**Information provided**
######

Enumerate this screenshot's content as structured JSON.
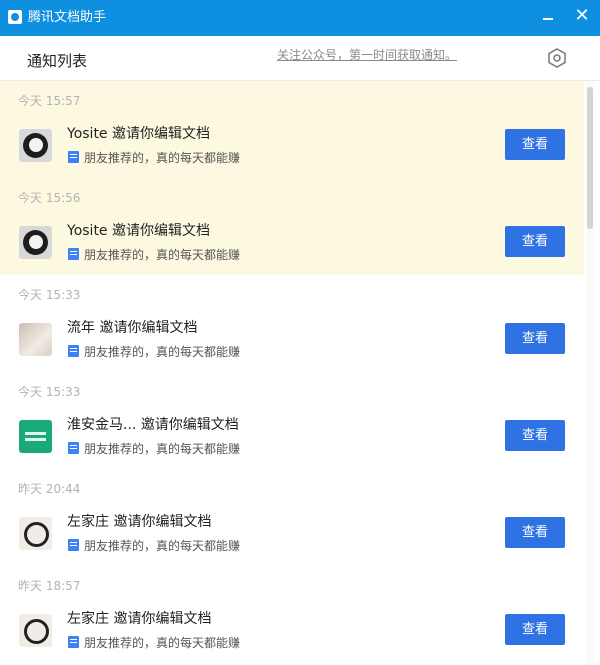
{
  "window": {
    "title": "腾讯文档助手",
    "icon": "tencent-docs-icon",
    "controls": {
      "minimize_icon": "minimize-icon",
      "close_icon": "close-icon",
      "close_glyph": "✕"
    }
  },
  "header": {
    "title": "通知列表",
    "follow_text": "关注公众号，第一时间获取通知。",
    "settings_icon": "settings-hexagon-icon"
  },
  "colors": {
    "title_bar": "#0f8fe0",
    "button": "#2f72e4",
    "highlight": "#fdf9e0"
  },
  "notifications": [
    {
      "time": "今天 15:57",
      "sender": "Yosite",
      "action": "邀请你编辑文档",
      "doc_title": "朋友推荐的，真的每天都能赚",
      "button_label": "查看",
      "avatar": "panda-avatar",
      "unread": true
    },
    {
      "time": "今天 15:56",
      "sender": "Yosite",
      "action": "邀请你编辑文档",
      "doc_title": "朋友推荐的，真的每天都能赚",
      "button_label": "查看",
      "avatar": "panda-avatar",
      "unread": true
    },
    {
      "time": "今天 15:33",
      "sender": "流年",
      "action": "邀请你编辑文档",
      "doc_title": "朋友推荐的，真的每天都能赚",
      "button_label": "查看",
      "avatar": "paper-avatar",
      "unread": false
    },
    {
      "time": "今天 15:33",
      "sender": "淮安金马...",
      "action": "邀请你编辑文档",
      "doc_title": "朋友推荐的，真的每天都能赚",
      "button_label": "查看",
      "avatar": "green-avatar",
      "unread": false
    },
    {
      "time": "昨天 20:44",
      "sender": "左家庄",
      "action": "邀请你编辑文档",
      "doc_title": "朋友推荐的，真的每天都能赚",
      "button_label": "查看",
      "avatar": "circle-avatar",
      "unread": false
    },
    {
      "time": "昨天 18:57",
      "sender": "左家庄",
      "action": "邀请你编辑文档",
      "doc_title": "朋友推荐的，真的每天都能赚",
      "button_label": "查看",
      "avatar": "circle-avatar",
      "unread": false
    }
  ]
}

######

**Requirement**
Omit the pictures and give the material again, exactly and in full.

**Answer box**
Enumerate this screenshot's content as structured JSON.
{
  "window": {
    "title": "腾讯文档助手",
    "icon": "tencent-docs-icon",
    "controls": {
      "minimize_icon": "minimize-icon",
      "close_icon": "close-icon",
      "close_glyph": "✕"
    }
  },
  "header": {
    "title": "通知列表",
    "follow_text": "关注公众号，第一时间获取通知。",
    "settings_icon": "settings-hexagon-icon"
  },
  "colors": {
    "title_bar": "#0f8fe0",
    "button": "#2f72e4",
    "highlight": "#fdf9e0"
  },
  "notifications": [
    {
      "time": "今天 15:57",
      "sender": "Yosite",
      "action": "邀请你编辑文档",
      "doc_title": "朋友推荐的，真的每天都能赚",
      "button_label": "查看",
      "avatar": "panda-avatar",
      "unread": true
    },
    {
      "time": "今天 15:56",
      "sender": "Yosite",
      "action": "邀请你编辑文档",
      "doc_title": "朋友推荐的，真的每天都能赚",
      "button_label": "查看",
      "avatar": "panda-avatar",
      "unread": true
    },
    {
      "time": "今天 15:33",
      "sender": "流年",
      "action": "邀请你编辑文档",
      "doc_title": "朋友推荐的，真的每天都能赚",
      "button_label": "查看",
      "avatar": "paper-avatar",
      "unread": false
    },
    {
      "time": "今天 15:33",
      "sender": "淮安金马...",
      "action": "邀请你编辑文档",
      "doc_title": "朋友推荐的，真的每天都能赚",
      "button_label": "查看",
      "avatar": "green-avatar",
      "unread": false
    },
    {
      "time": "昨天 20:44",
      "sender": "左家庄",
      "action": "邀请你编辑文档",
      "doc_title": "朋友推荐的，真的每天都能赚",
      "button_label": "查看",
      "avatar": "circle-avatar",
      "unread": false
    },
    {
      "time": "昨天 18:57",
      "sender": "左家庄",
      "action": "邀请你编辑文档",
      "doc_title": "朋友推荐的，真的每天都能赚",
      "button_label": "查看",
      "avatar": "circle-avatar",
      "unread": false
    }
  ]
}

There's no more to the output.